“Even if you work in the US, we won’t lose you forever,” he said Friday at the luncheon hosted by Ambassador Datuk Othman Hashim. Najib was accompanied by the Malaysian Special Envoy to the US, Datuk Seri Dr Jamaludin Jarjis.
“My job is to create as many opportunities — beyond that, it is up to you,” the prime minister told about 30 Malaysian undergraduate and graduate students currently pursuing engineering, biotech and actuarial science at Stevens Institute of Technology, New Jersey; Rutgers University, New Jersey; Temple University, Pennsylvania; and Purdue University, Indiana.
Najib (picture) and his Datin Seri Rosmah Mansor are on a private visit to attend the graduation of their son Nor Ashman yesterday.
The proud dad, in a lighter moment, recalled his rare visit to his son’s dorm room in Washington DC, where he was “horrified” when he did not see any books.
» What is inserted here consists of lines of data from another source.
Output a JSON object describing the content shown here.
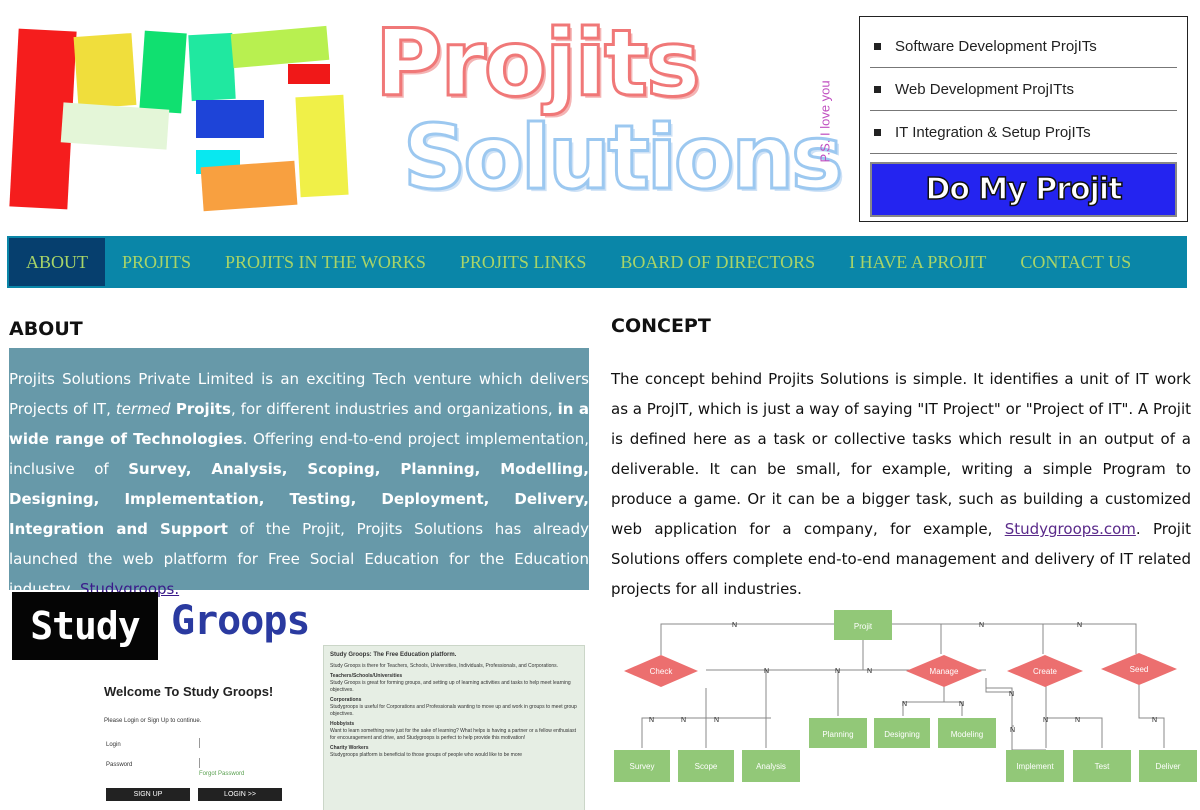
{
  "header": {
    "wordmark_line1": "Projits",
    "wordmark_line2": "Solutions",
    "tagline": "P.S. I love you",
    "menu": [
      {
        "label": "Software Development ProjITs"
      },
      {
        "label": "Web Development ProjITts"
      },
      {
        "label": "IT Integration & Setup ProjITs"
      }
    ],
    "cta_label": "Do My Projit"
  },
  "nav": {
    "items": [
      {
        "label": "ABOUT",
        "active": true
      },
      {
        "label": "PROJITS"
      },
      {
        "label": "PROJITS IN THE WORKS"
      },
      {
        "label": "PROJITS LINKS"
      },
      {
        "label": "BOARD OF DIRECTORS"
      },
      {
        "label": "I HAVE A PROJIT"
      },
      {
        "label": "CONTACT US"
      }
    ]
  },
  "about": {
    "title": "ABOUT",
    "p1": "Projits Solutions Private Limited is an exciting Tech venture which delivers Projects of IT, ",
    "termed": "termed",
    "projits": " Projits",
    "p2": ", for different industries and organizations, ",
    "range": "in a wide range of Technologies",
    "p3": ". Offering end-to-end project implementation, inclusive of ",
    "services": "Survey, Analysis, Scoping, Planning, Modelling, Designing, Implementation, Testing, Deployment, Delivery, Integration and Support",
    "p4": " of the Projit, Projits Solutions has already launched the web platform for Free Social Education for the Education industry, ",
    "link": "Studygroops."
  },
  "concept": {
    "title": "CONCEPT",
    "p1": "The concept behind Projits Solutions is simple. It identifies a unit of IT work as a ProjIT, which is just a way of saying \"IT Project\" or \"Project of IT\". A Projit is defined here as a task or collective tasks which result in an output of a deliverable. It can be small, for example, writing a simple Program to produce a game. Or it can be a bigger task, such as building a customized web application for a company, for example, ",
    "link": "Studygroops.com",
    "p2": ". Projit Solutions offers complete end-to-end management and delivery of IT related projects for all industries."
  },
  "studygroops": {
    "logo_left": "Study",
    "logo_right": "Groops",
    "welcome": "Welcome To Study Groops!",
    "prompt": "Please Login or Sign Up to continue.",
    "login_label": "Login",
    "password_label": "Password",
    "forgot": "Forgot Password",
    "signup_btn": "SIGN UP",
    "login_btn": "LOGIN >>",
    "panel_title": "Study Groops: The Free Education platform.",
    "panel_intro": "Study Groops is there for Teachers, Schools, Universities, Individuals, Professionals, and Corporations.",
    "panel_sections": [
      {
        "heading": "Teachers/Schools/Universities",
        "text": "Study Groops is great for forming groups, and setting up of learning activities and tasks to help meet learning objectives."
      },
      {
        "heading": "Corporations",
        "text": "Studygroops is useful for Corporations and Professionals wanting to move up and work in groups to meet group objectives."
      },
      {
        "heading": "Hobbyists",
        "text": "Want to learn something new just for the sake of learning? What helps is having a partner or a fellow enthusiast for encouragement and drive, and Studygroops is perfect to help provide this motivation!"
      },
      {
        "heading": "Charity Workers",
        "text": "Studygroops platform is beneficial to those groups of people who would like to be more"
      }
    ]
  },
  "diagram": {
    "root": "Projit",
    "decisions": [
      "Check",
      "Manage",
      "Create",
      "Seed"
    ],
    "tasks": [
      "Survey",
      "Scope",
      "Analysis",
      "Planning",
      "Designing",
      "Modeling",
      "Implement",
      "Test",
      "Deliver"
    ],
    "edge_label": "N"
  },
  "colors": {
    "nav_bg": "#0a86a8",
    "nav_active": "#063f6e",
    "nav_text": "#a8d468",
    "about_bg": "#6799a9",
    "diamond": "#ec6f6f",
    "task_box": "#92c878",
    "cta_bg": "#2424f0"
  }
}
Noting his father’s concern, Nor Ashman calmed him by reminding him that he did not need many books because he can read them digitally, and that the proof would be in the results.
As many proud parents would do, Najib happily reported that his 21-year-old son surpassed his expectations by completing his Bachelor’s degree in International Affairs with Magna cum Laude honours and an above average CGPA of 3.71 from Georgetown University.
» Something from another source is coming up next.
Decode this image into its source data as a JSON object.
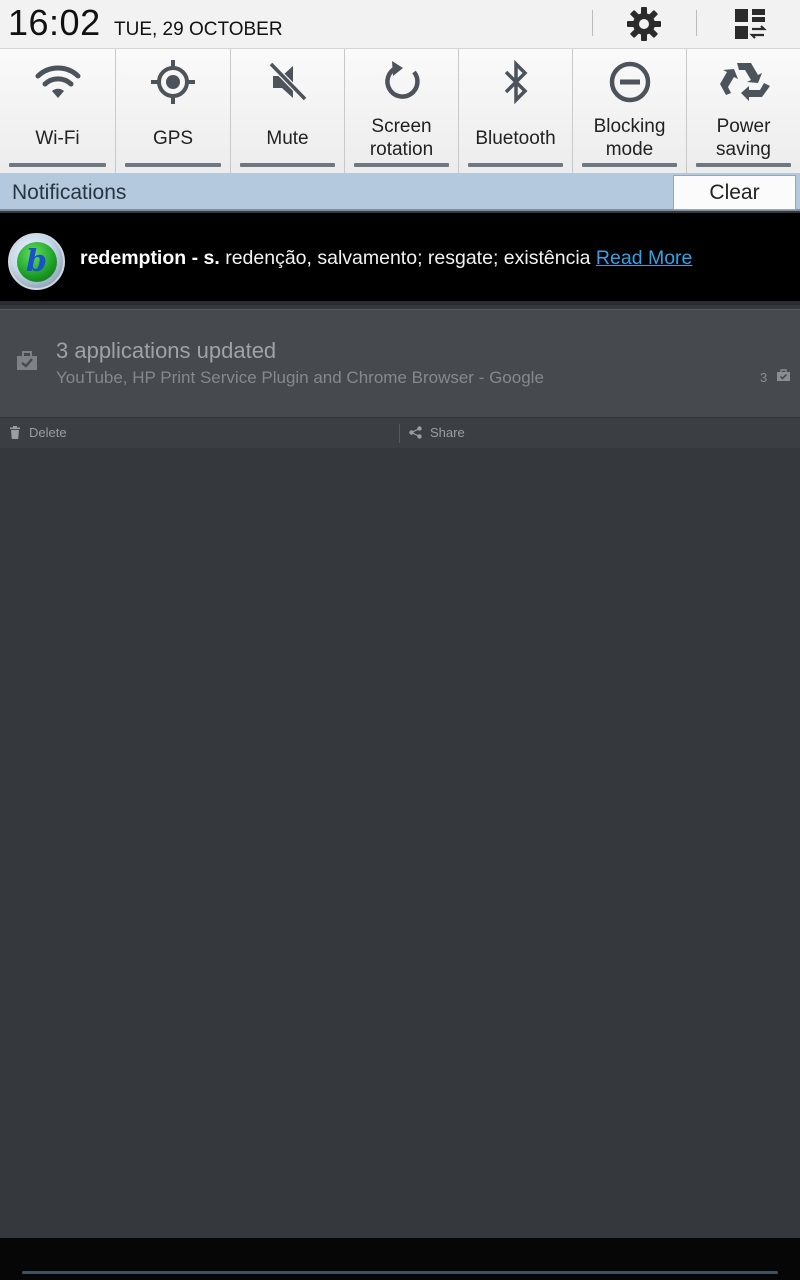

The prime minister also touched on the 1 Malaysia concept, and emphasised that it was not merely a slogan but an initiative to make Malaysia inclusive — that Malaysia was not only for a particular ethnic group or religion, but for all Malaysians.
He updated Malaysian students on several development projects in Malaysia, including the Refinery & Petrochemical Integrated Development (RAPID) complex launched by Petronas in Pengerang, Johor, in addition to a petrochemical complex undertaken by a Taiwanese company, which is expected to create some 5,000 jobs on a permanent basis and an additional 5,000 jobs on a contractual basis.
Najib also spoke of the River of Life (RoL) beautification project aimed at transforming the Klang and Gombak rivers into vibrant and liveable waterfronts and to increase the economic viability of the area.
“We have to make the cake bigger and redistribute it to all Malaysians,” he pointed out, adding that the Malaysian economy was improving and the government last year collected RM26 billion in tax revenue following assertive measures to collect taxes.
The improving economy has permitted the government to provide financial assistance of RM500 to some four million households earning less than RM3,000 per month.
On politics, Najib expressed his disappointment over the Bersih 3.0 rally, describing it as “not so bersih” (peaceful) after having been hijacked by parties with their own agenda to create the perception of instability in the country.
He said the unruly protesters had refused the government’s offer of a suitable venue and then broke the law, which resulted in the situation escalating into violence and chaos where even police officers were assaulted.
Najib compared this with the massive Umno rally held at the Bukit Jalil National Stadium where more than 100,000 people gathered peacefully and without any untoward incident. — Bernama